*WHAT THE EXERCISE ASKS:* If a picture appears in the records below, drop it, and reproduce everything else exactly.

*RECORDS:*
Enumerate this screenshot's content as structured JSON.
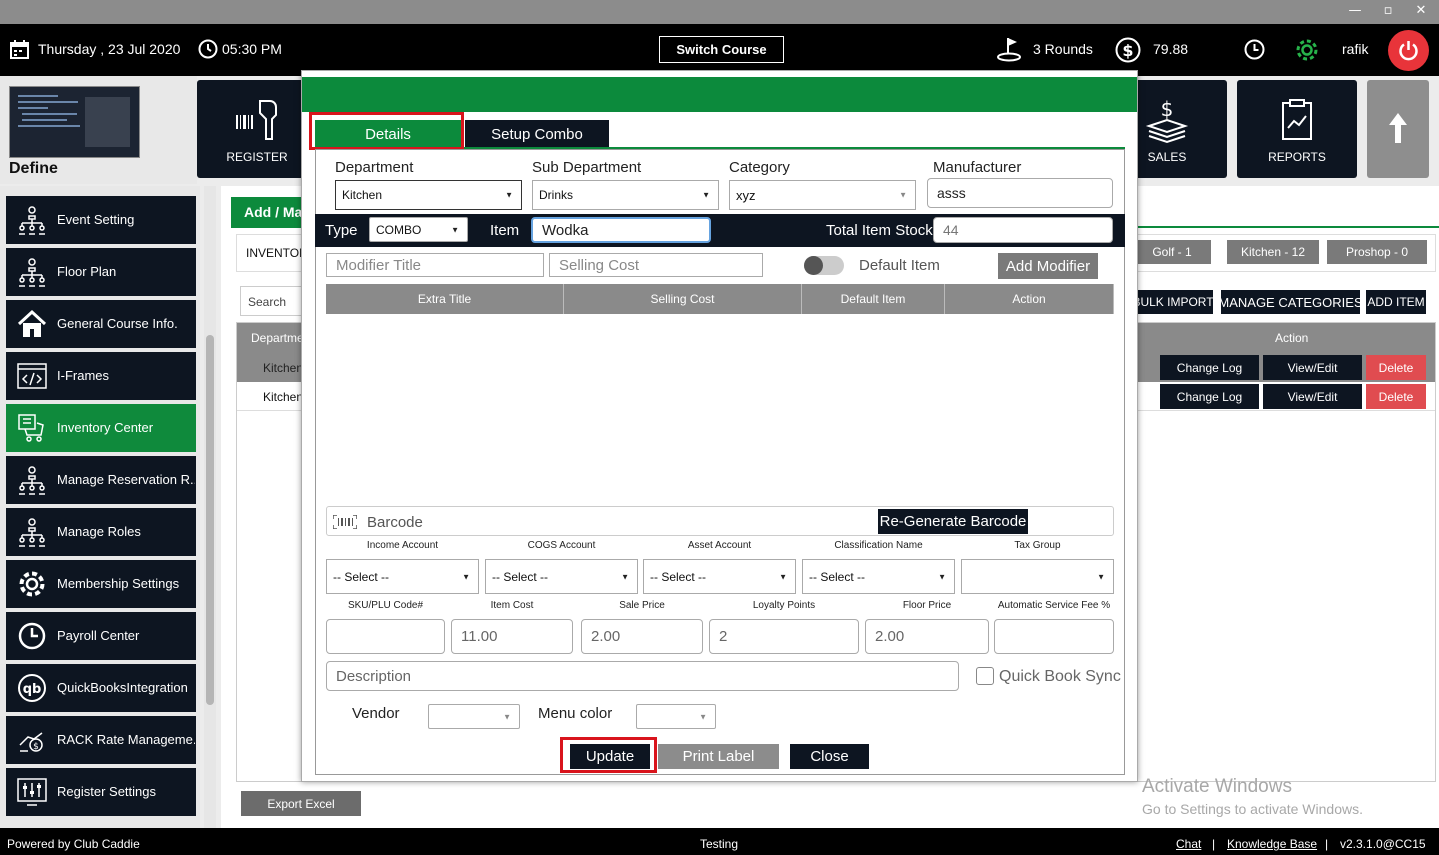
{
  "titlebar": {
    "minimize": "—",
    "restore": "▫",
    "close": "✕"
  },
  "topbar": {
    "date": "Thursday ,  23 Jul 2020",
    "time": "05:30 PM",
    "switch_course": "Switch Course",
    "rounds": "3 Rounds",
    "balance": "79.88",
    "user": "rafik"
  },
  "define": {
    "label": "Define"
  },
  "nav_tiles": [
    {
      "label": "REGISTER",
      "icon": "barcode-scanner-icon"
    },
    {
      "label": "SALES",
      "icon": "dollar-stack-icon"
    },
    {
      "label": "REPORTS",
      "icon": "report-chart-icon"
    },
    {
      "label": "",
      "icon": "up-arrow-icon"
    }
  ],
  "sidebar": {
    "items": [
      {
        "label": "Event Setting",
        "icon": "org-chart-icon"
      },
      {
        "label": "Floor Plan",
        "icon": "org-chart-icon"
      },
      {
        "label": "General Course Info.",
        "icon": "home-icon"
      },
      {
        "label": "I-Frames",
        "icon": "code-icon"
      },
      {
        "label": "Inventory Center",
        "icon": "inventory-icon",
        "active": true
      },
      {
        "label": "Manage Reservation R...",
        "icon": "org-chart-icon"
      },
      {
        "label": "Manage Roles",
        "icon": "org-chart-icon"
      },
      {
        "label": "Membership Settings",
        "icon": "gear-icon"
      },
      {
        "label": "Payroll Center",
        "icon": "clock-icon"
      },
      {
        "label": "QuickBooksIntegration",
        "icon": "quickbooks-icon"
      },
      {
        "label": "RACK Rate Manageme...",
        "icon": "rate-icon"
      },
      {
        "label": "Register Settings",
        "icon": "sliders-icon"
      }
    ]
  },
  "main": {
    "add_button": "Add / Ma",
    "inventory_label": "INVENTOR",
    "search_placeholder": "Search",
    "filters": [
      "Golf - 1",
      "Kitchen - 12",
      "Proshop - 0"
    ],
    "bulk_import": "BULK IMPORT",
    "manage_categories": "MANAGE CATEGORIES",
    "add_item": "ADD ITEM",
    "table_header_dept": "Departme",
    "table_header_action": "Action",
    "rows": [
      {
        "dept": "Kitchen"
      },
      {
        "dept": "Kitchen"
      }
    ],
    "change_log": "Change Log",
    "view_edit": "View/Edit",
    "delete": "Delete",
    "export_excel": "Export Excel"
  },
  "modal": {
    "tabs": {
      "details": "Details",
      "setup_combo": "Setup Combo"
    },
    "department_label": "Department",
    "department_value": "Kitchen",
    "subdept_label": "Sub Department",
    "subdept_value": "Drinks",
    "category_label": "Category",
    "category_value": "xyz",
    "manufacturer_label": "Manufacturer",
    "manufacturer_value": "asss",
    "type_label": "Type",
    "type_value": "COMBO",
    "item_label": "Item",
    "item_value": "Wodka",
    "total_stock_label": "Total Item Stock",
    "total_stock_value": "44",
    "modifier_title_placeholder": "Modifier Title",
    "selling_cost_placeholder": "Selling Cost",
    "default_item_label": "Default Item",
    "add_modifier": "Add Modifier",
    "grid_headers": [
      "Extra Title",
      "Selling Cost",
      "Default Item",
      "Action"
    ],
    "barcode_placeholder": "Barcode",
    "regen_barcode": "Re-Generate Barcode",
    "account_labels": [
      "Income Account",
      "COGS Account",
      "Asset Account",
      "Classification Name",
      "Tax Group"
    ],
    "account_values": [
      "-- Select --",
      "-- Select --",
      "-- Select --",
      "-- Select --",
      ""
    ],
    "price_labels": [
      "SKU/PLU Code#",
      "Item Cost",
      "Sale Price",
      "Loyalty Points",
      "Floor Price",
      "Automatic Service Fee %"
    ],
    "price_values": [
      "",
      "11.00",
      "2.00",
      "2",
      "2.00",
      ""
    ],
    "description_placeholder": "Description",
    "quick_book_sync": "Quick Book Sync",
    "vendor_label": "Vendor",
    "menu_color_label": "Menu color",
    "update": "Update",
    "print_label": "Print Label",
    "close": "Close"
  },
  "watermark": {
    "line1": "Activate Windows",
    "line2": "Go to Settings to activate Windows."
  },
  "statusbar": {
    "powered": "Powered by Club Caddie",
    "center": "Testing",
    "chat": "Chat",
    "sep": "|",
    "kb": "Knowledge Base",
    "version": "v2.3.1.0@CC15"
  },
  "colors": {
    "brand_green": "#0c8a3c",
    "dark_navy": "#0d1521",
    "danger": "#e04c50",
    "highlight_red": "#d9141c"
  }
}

*YOUR SOLUTION:*
Enumerate this screenshot's content as structured JSON.
{
  "titlebar": {
    "minimize": "—",
    "restore": "▫",
    "close": "✕"
  },
  "topbar": {
    "date": "Thursday ,  23 Jul 2020",
    "time": "05:30 PM",
    "switch_course": "Switch Course",
    "rounds": "3 Rounds",
    "balance": "79.88",
    "user": "rafik"
  },
  "define": {
    "label": "Define"
  },
  "nav_tiles": [
    {
      "label": "REGISTER",
      "icon": "barcode-scanner-icon"
    },
    {
      "label": "SALES",
      "icon": "dollar-stack-icon"
    },
    {
      "label": "REPORTS",
      "icon": "report-chart-icon"
    },
    {
      "label": "",
      "icon": "up-arrow-icon"
    }
  ],
  "sidebar": {
    "items": [
      {
        "label": "Event Setting",
        "icon": "org-chart-icon"
      },
      {
        "label": "Floor Plan",
        "icon": "org-chart-icon"
      },
      {
        "label": "General Course Info.",
        "icon": "home-icon"
      },
      {
        "label": "I-Frames",
        "icon": "code-icon"
      },
      {
        "label": "Inventory Center",
        "icon": "inventory-icon",
        "active": true
      },
      {
        "label": "Manage Reservation R...",
        "icon": "org-chart-icon"
      },
      {
        "label": "Manage Roles",
        "icon": "org-chart-icon"
      },
      {
        "label": "Membership Settings",
        "icon": "gear-icon"
      },
      {
        "label": "Payroll Center",
        "icon": "clock-icon"
      },
      {
        "label": "QuickBooksIntegration",
        "icon": "quickbooks-icon"
      },
      {
        "label": "RACK Rate Manageme...",
        "icon": "rate-icon"
      },
      {
        "label": "Register Settings",
        "icon": "sliders-icon"
      }
    ]
  },
  "main": {
    "add_button": "Add / Ma",
    "inventory_label": "INVENTOR",
    "search_placeholder": "Search",
    "filters": [
      "Golf - 1",
      "Kitchen - 12",
      "Proshop - 0"
    ],
    "bulk_import": "BULK IMPORT",
    "manage_categories": "MANAGE CATEGORIES",
    "add_item": "ADD ITEM",
    "table_header_dept": "Departme",
    "table_header_action": "Action",
    "rows": [
      {
        "dept": "Kitchen"
      },
      {
        "dept": "Kitchen"
      }
    ],
    "change_log": "Change Log",
    "view_edit": "View/Edit",
    "delete": "Delete",
    "export_excel": "Export Excel"
  },
  "modal": {
    "tabs": {
      "details": "Details",
      "setup_combo": "Setup Combo"
    },
    "department_label": "Department",
    "department_value": "Kitchen",
    "subdept_label": "Sub Department",
    "subdept_value": "Drinks",
    "category_label": "Category",
    "category_value": "xyz",
    "manufacturer_label": "Manufacturer",
    "manufacturer_value": "asss",
    "type_label": "Type",
    "type_value": "COMBO",
    "item_label": "Item",
    "item_value": "Wodka",
    "total_stock_label": "Total Item Stock",
    "total_stock_value": "44",
    "modifier_title_placeholder": "Modifier Title",
    "selling_cost_placeholder": "Selling Cost",
    "default_item_label": "Default Item",
    "add_modifier": "Add Modifier",
    "grid_headers": [
      "Extra Title",
      "Selling Cost",
      "Default Item",
      "Action"
    ],
    "barcode_placeholder": "Barcode",
    "regen_barcode": "Re-Generate Barcode",
    "account_labels": [
      "Income Account",
      "COGS Account",
      "Asset Account",
      "Classification Name",
      "Tax Group"
    ],
    "account_values": [
      "-- Select --",
      "-- Select --",
      "-- Select --",
      "-- Select --",
      ""
    ],
    "price_labels": [
      "SKU/PLU Code#",
      "Item Cost",
      "Sale Price",
      "Loyalty Points",
      "Floor Price",
      "Automatic Service Fee %"
    ],
    "price_values": [
      "",
      "11.00",
      "2.00",
      "2",
      "2.00",
      ""
    ],
    "description_placeholder": "Description",
    "quick_book_sync": "Quick Book Sync",
    "vendor_label": "Vendor",
    "menu_color_label": "Menu color",
    "update": "Update",
    "print_label": "Print Label",
    "close": "Close"
  },
  "watermark": {
    "line1": "Activate Windows",
    "line2": "Go to Settings to activate Windows."
  },
  "statusbar": {
    "powered": "Powered by Club Caddie",
    "center": "Testing",
    "chat": "Chat",
    "sep": "|",
    "kb": "Knowledge Base",
    "version": "v2.3.1.0@CC15"
  },
  "colors": {
    "brand_green": "#0c8a3c",
    "dark_navy": "#0d1521",
    "danger": "#e04c50",
    "highlight_red": "#d9141c"
  }
}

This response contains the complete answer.